Logourl black
From our private database of 13,000+ case briefs...

Gotham Partners, L.P. v. Hallwood Realty Partners, L.P.

Supreme Court of Delaware
817 A.2d 160 (2002)


Facts

Hallwood Realty Partners (the Partnership) (defendant) is a limited partnership. Hallwood Realty Corporation (the General Partner) (defendant) is the only general partner and is a wholly owned subsidiary of Hallwood Group Incorporated (HGI) (defendant), a major holder of limited partnership units. The partnership agreement includes a provision that permits the General Partner or its affiliates to have business dealings with the Partnership, but requires these transactions to be on substantially equivalent terms as the Partnership could have obtained from an independent third party. In 1994, HGI owned around five percent of the partnership units then in circulation. Over the next year, the General Partner committed the Partnership to a complex series of transactions which resulted in HGI increasing its share of the partnership units to almost 30 percent, which effectively gave HGI control over the entire entity. The General Partner did not consider whether the terms were comparable to what a non-affiliated party would offer. Another holder of limited partnership units, Gotham Partners, L.P. (Gotham) (plaintiff), sued the Partnership, the General Partner, and two directors of the General Partner for breach of contractual fiduciary duties. The trial court found that the General Partner had breached its fiduciary duty and awarded damages to Gotham, but the court did not grant rescission of the contested transactions and did not factor in a control premium when calculating damages. Gotham appealed the court’s remedy.

Rule of Law

The rule of law is the black letter law upon which the court rested its decision. To access this section, start your 7-day free trial of Quimbee for Law Students.

Issue

The issue section includes the dispositive legal issue in the case phrased as a question. To access this section, start your 7-day free trial of Quimbee for Law Students.

Holding and Reasoning (Veasey, C.J.)

The holding and reasoning section includes:

  • A “yes” or “no” answer to the question framed in the issue section;
  • A summary of the majority or plurality opinion, using the CREAC method; and
  • The procedural disposition (e.g. reversed and remanded, affirmed, etc.).

To access this section, start your 7-day free trial of Quimbee for Law Students.

What to do next…

  1. Unlock this case brief with a free (no-commitment) trial membership of Quimbee.

    You’ll be in good company: Quimbee is one of the most widely used and trusted sites for law students, serving more than 97,000 law students since 2011. Some law schools—such as Yale, Vanderbilt, Berkeley, and the University of Illinois—even subscribe directly to Quimbee for all their law students.
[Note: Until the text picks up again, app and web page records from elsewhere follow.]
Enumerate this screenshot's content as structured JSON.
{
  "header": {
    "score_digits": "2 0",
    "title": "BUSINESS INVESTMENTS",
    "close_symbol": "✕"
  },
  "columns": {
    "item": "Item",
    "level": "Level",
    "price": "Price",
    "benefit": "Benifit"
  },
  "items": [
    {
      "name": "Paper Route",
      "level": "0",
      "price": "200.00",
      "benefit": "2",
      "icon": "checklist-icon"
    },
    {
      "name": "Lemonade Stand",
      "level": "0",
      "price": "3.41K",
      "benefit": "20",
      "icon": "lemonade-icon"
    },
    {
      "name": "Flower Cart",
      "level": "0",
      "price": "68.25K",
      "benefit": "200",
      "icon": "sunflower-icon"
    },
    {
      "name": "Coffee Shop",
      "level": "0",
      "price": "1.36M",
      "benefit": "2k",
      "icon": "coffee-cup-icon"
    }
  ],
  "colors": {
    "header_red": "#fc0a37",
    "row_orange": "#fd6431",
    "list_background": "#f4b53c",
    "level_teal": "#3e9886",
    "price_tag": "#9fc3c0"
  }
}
Read our student testimonials.

  2. Learn more about Quimbee’s unique (and proven) approach to achieving great grades at law school.

    Quimbee is a company hell-bent on one thing: helping you get an “A” in every course you take in law school, so you can graduate at the top of your class and get a high-paying law job. We’re not just a study aid for law students; we’re the study aid for law students. Read more about Quimbee.

Here's why 129,000 law students have relied on our case briefs:

  • Written by law professors and practitioners, not other law students. 13,000 briefs, keyed to 177 casebooks. Top-notch customer support.
  • The right amount of information, includes the facts, issues, rule of law, holding and reasoning, and any concurrences and dissents.
  • Access in your classes, works on your mobile and tablet. Massive library of related video lessons and high quality multiple-choice questions.
  • Easy to use, uniform format for every case brief. Written in plain English, not in legalese. Our briefs summarize and simplify; they don’t just repeat the court’s language.